Most notably, ES&S will beef up said rewards program. With the help of ethical hackers at Synack, testers will be able to hammer on devices like the ES&S ExpressPoll without fear of legal reprisal.
This is actually a big step for ES&S, who when we last checked in was bickering with DEF CON organizers over its products being included in the voting-machine-hacking village, and taking heat from government officials for its lax security.
Since then, the manufacturer says it has upped its game and embraced external reports of weaknesses in its equipment. Wlaschin noted that ES&S engaged with bug-finders to get bugs patched for both its products and those from other vendors.

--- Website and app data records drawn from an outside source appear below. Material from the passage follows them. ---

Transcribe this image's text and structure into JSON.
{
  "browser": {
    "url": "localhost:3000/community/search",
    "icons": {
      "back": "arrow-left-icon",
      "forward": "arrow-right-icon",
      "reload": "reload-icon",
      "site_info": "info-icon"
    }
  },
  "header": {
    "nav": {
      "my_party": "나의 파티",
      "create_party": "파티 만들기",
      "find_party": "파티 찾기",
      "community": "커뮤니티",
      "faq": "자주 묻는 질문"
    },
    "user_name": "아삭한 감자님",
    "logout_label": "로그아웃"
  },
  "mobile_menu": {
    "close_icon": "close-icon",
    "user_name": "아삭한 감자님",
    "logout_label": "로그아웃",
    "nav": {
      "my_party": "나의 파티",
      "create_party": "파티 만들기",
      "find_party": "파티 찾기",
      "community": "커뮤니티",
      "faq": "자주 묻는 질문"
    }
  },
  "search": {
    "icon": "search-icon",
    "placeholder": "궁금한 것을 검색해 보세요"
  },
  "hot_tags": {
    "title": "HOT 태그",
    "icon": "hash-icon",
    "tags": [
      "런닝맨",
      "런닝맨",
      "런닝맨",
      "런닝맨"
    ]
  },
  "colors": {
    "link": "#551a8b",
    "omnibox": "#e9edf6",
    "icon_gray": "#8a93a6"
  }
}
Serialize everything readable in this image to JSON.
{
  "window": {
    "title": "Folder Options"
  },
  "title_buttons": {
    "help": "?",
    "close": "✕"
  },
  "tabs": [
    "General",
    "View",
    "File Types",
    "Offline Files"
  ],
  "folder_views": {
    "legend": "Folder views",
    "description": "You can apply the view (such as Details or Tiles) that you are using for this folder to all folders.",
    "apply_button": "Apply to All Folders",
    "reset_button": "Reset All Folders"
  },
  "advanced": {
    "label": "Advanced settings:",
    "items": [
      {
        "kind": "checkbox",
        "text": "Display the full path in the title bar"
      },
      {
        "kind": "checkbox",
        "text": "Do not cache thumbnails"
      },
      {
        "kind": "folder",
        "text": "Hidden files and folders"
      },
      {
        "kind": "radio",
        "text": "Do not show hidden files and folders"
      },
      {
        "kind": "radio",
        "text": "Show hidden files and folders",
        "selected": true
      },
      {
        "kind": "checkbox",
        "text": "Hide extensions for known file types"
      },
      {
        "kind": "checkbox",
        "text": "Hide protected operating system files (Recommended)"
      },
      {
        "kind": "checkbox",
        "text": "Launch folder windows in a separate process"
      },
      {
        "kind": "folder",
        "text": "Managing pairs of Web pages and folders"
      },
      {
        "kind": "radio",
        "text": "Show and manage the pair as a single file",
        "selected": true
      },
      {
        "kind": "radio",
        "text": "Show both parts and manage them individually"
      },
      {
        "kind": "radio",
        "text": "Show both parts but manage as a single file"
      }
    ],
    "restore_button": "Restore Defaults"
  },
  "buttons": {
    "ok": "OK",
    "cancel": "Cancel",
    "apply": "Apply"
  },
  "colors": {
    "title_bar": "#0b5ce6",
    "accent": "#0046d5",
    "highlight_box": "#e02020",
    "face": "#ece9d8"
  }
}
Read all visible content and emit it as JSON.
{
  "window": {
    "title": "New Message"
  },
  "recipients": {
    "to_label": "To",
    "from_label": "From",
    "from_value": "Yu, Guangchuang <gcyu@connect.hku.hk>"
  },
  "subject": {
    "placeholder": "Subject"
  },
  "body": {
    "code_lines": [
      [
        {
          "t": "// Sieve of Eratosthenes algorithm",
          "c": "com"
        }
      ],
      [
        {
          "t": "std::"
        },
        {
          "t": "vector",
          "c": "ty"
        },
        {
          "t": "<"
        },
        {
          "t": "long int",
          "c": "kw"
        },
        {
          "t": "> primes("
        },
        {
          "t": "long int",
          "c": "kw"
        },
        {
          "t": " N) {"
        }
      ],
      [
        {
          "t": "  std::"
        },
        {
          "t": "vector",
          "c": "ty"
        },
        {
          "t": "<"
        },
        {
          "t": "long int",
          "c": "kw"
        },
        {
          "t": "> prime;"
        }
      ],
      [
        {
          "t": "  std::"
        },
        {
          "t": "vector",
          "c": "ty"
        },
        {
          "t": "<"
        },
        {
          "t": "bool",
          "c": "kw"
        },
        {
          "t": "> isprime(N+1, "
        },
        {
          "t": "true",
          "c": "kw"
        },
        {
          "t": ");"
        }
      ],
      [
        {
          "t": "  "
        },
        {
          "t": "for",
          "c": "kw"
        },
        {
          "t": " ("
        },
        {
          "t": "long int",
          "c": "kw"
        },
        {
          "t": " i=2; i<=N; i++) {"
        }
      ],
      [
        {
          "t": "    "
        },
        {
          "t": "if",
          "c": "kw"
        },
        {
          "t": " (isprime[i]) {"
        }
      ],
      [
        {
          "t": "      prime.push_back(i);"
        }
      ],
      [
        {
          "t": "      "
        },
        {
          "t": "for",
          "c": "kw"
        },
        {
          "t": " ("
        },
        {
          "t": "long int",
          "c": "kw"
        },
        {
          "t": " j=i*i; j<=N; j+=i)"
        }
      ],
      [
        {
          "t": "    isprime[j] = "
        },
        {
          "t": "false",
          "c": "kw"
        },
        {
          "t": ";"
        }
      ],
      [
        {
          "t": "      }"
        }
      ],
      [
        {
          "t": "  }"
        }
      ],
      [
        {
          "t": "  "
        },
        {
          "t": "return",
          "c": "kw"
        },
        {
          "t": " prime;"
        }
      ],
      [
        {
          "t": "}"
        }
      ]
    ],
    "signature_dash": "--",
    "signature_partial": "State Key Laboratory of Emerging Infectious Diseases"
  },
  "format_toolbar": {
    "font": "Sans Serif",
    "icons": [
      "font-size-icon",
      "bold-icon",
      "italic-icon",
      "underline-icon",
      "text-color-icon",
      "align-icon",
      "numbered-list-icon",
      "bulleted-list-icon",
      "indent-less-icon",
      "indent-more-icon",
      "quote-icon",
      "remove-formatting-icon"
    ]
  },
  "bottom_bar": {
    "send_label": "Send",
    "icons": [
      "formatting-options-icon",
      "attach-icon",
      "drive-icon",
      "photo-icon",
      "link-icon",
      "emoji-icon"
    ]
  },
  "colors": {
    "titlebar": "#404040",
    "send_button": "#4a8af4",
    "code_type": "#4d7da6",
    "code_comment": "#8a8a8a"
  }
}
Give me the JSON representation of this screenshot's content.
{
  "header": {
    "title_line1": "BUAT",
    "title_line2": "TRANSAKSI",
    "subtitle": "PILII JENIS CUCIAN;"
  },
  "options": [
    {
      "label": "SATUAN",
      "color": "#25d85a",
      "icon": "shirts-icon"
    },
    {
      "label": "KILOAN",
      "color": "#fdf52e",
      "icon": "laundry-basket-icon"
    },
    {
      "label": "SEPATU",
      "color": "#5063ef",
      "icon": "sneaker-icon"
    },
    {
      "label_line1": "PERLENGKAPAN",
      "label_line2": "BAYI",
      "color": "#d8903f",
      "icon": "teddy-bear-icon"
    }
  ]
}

One of the bounty hunters who has worked with ES&S, industry veteran Jack Cable, issued his seal of approval to the expanded program.
Today, the nation's largest voting vendor released a vulnerability disclosure policy giving hackers authorization to test their systems. This is a great step towards transparency for election security. I hope that other vendors follow suit and welcome hackers with open arms. 🧵— Jack Cable (@jackhcable) August 5, 2020
ES&S also said it plans to involve state election agencies in the effort, though it stopped short of promising to get other election machine vendors involved.
Meanwhile, Synack CTO Dr Mark Kuhr talked up the role his company would play in helping to clean up ES&S's security reputation and safeguard US voting machines ahead of the 2020 election.
One point of reference the companies plan to use with the program, says Kuhr, is the successful Hack the Pentagon campaign from 2016.
"Our election infrastructure is designated as critical infrastructure by the DHS," he said. "What we are seeing here is a match made in heaven between the security research community and the government bodies." ®